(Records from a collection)
···

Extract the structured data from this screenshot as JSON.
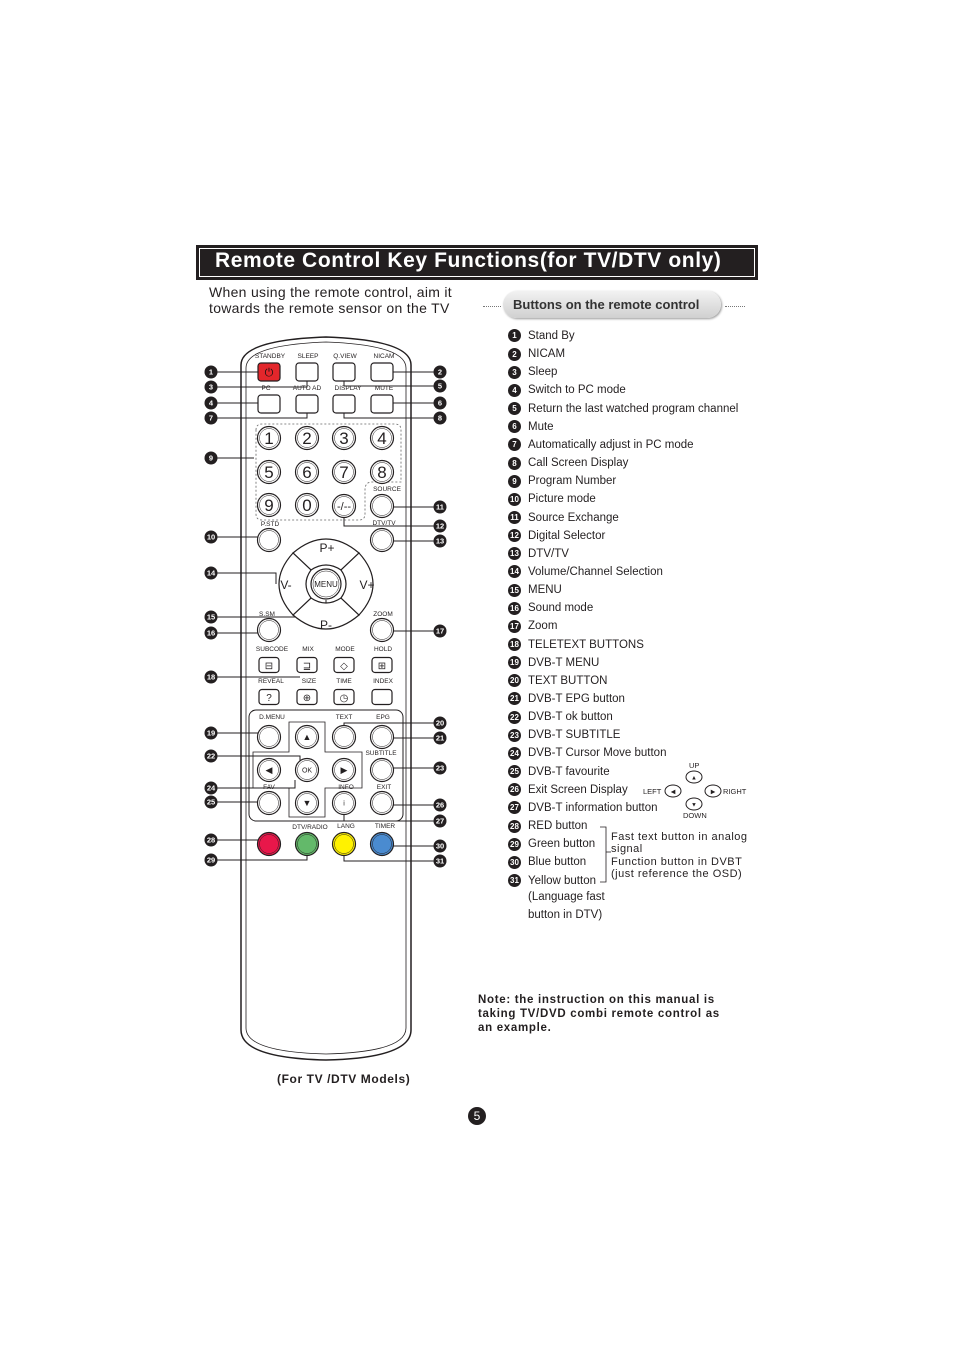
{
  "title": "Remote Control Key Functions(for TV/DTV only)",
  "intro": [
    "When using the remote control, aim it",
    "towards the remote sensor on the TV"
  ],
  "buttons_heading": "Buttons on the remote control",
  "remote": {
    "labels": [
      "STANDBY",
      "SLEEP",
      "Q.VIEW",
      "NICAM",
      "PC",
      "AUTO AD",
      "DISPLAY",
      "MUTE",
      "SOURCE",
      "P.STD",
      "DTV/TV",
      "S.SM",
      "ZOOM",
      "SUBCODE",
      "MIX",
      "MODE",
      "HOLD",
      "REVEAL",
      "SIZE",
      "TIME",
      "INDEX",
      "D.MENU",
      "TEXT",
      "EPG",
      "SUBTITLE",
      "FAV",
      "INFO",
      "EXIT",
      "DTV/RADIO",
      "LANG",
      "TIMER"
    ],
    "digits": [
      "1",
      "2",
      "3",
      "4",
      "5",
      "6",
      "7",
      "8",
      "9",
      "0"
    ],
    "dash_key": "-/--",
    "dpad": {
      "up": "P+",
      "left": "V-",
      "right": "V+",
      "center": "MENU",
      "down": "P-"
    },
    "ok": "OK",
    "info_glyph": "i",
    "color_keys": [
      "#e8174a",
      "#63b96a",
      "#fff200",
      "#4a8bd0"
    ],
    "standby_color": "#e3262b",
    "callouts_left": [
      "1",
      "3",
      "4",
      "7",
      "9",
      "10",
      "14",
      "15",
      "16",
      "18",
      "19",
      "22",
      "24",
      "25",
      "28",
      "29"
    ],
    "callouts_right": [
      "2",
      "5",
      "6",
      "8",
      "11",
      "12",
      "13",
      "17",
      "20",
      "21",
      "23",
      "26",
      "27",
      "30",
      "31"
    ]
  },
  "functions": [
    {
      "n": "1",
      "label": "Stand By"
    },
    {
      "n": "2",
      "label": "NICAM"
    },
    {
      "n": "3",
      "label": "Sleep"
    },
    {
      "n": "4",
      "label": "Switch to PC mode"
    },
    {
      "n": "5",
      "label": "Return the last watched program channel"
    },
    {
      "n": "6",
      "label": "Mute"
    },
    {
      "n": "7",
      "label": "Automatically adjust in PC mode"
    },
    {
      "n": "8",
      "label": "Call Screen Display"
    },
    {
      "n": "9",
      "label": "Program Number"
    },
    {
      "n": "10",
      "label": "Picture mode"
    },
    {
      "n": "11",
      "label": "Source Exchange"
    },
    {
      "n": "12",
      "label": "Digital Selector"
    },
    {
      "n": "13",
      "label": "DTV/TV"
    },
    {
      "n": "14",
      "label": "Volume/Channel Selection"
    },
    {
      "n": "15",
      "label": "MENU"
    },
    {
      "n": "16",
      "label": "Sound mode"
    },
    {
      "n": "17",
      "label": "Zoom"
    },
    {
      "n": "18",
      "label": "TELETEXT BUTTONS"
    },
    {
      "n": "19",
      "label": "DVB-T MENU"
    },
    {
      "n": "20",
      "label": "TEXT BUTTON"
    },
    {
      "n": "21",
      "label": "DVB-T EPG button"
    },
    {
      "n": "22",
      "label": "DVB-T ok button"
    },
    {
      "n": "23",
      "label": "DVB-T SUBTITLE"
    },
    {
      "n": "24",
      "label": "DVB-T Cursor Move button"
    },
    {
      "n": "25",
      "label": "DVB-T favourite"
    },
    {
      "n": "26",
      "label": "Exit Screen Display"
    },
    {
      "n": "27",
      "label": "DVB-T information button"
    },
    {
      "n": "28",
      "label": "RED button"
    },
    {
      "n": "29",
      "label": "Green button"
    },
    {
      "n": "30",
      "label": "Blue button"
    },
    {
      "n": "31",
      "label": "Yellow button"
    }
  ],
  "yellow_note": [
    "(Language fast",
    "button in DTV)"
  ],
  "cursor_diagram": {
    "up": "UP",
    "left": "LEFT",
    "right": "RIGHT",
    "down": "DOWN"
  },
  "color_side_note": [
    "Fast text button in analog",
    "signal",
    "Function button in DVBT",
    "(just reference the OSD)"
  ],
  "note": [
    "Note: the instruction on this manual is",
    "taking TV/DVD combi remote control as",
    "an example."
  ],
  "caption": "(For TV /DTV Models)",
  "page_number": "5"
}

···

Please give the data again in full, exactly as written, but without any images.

Exercise answer =
Extract the structured data from this screenshot as JSON.
{
  "title": "Remote Control Key Functions(for TV/DTV only)",
  "intro": [
    "When using the remote control, aim it",
    "towards the remote sensor on the TV"
  ],
  "buttons_heading": "Buttons on the remote control",
  "remote": {
    "labels": [
      "STANDBY",
      "SLEEP",
      "Q.VIEW",
      "NICAM",
      "PC",
      "AUTO AD",
      "DISPLAY",
      "MUTE",
      "SOURCE",
      "P.STD",
      "DTV/TV",
      "S.SM",
      "ZOOM",
      "SUBCODE",
      "MIX",
      "MODE",
      "HOLD",
      "REVEAL",
      "SIZE",
      "TIME",
      "INDEX",
      "D.MENU",
      "TEXT",
      "EPG",
      "SUBTITLE",
      "FAV",
      "INFO",
      "EXIT",
      "DTV/RADIO",
      "LANG",
      "TIMER"
    ],
    "digits": [
      "1",
      "2",
      "3",
      "4",
      "5",
      "6",
      "7",
      "8",
      "9",
      "0"
    ],
    "dash_key": "-/--",
    "dpad": {
      "up": "P+",
      "left": "V-",
      "right": "V+",
      "center": "MENU",
      "down": "P-"
    },
    "ok": "OK",
    "info_glyph": "i",
    "color_keys": [
      "#e8174a",
      "#63b96a",
      "#fff200",
      "#4a8bd0"
    ],
    "standby_color": "#e3262b",
    "callouts_left": [
      "1",
      "3",
      "4",
      "7",
      "9",
      "10",
      "14",
      "15",
      "16",
      "18",
      "19",
      "22",
      "24",
      "25",
      "28",
      "29"
    ],
    "callouts_right": [
      "2",
      "5",
      "6",
      "8",
      "11",
      "12",
      "13",
      "17",
      "20",
      "21",
      "23",
      "26",
      "27",
      "30",
      "31"
    ]
  },
  "functions": [
    {
      "n": "1",
      "label": "Stand By"
    },
    {
      "n": "2",
      "label": "NICAM"
    },
    {
      "n": "3",
      "label": "Sleep"
    },
    {
      "n": "4",
      "label": "Switch to PC mode"
    },
    {
      "n": "5",
      "label": "Return the last watched program channel"
    },
    {
      "n": "6",
      "label": "Mute"
    },
    {
      "n": "7",
      "label": "Automatically adjust in PC mode"
    },
    {
      "n": "8",
      "label": "Call Screen Display"
    },
    {
      "n": "9",
      "label": "Program Number"
    },
    {
      "n": "10",
      "label": "Picture mode"
    },
    {
      "n": "11",
      "label": "Source Exchange"
    },
    {
      "n": "12",
      "label": "Digital Selector"
    },
    {
      "n": "13",
      "label": "DTV/TV"
    },
    {
      "n": "14",
      "label": "Volume/Channel Selection"
    },
    {
      "n": "15",
      "label": "MENU"
    },
    {
      "n": "16",
      "label": "Sound mode"
    },
    {
      "n": "17",
      "label": "Zoom"
    },
    {
      "n": "18",
      "label": "TELETEXT BUTTONS"
    },
    {
      "n": "19",
      "label": "DVB-T MENU"
    },
    {
      "n": "20",
      "label": "TEXT BUTTON"
    },
    {
      "n": "21",
      "label": "DVB-T EPG button"
    },
    {
      "n": "22",
      "label": "DVB-T ok button"
    },
    {
      "n": "23",
      "label": "DVB-T SUBTITLE"
    },
    {
      "n": "24",
      "label": "DVB-T Cursor Move button"
    },
    {
      "n": "25",
      "label": "DVB-T favourite"
    },
    {
      "n": "26",
      "label": "Exit Screen Display"
    },
    {
      "n": "27",
      "label": "DVB-T information button"
    },
    {
      "n": "28",
      "label": "RED button"
    },
    {
      "n": "29",
      "label": "Green button"
    },
    {
      "n": "30",
      "label": "Blue button"
    },
    {
      "n": "31",
      "label": "Yellow button"
    }
  ],
  "yellow_note": [
    "(Language fast",
    "button in DTV)"
  ],
  "cursor_diagram": {
    "up": "UP",
    "left": "LEFT",
    "right": "RIGHT",
    "down": "DOWN"
  },
  "color_side_note": [
    "Fast text button in analog",
    "signal",
    "Function button in DVBT",
    "(just reference the OSD)"
  ],
  "note": [
    "Note: the instruction on this manual is",
    "taking TV/DVD combi remote control as",
    "an example."
  ],
  "caption": "(For TV /DTV Models)",
  "page_number": "5"
}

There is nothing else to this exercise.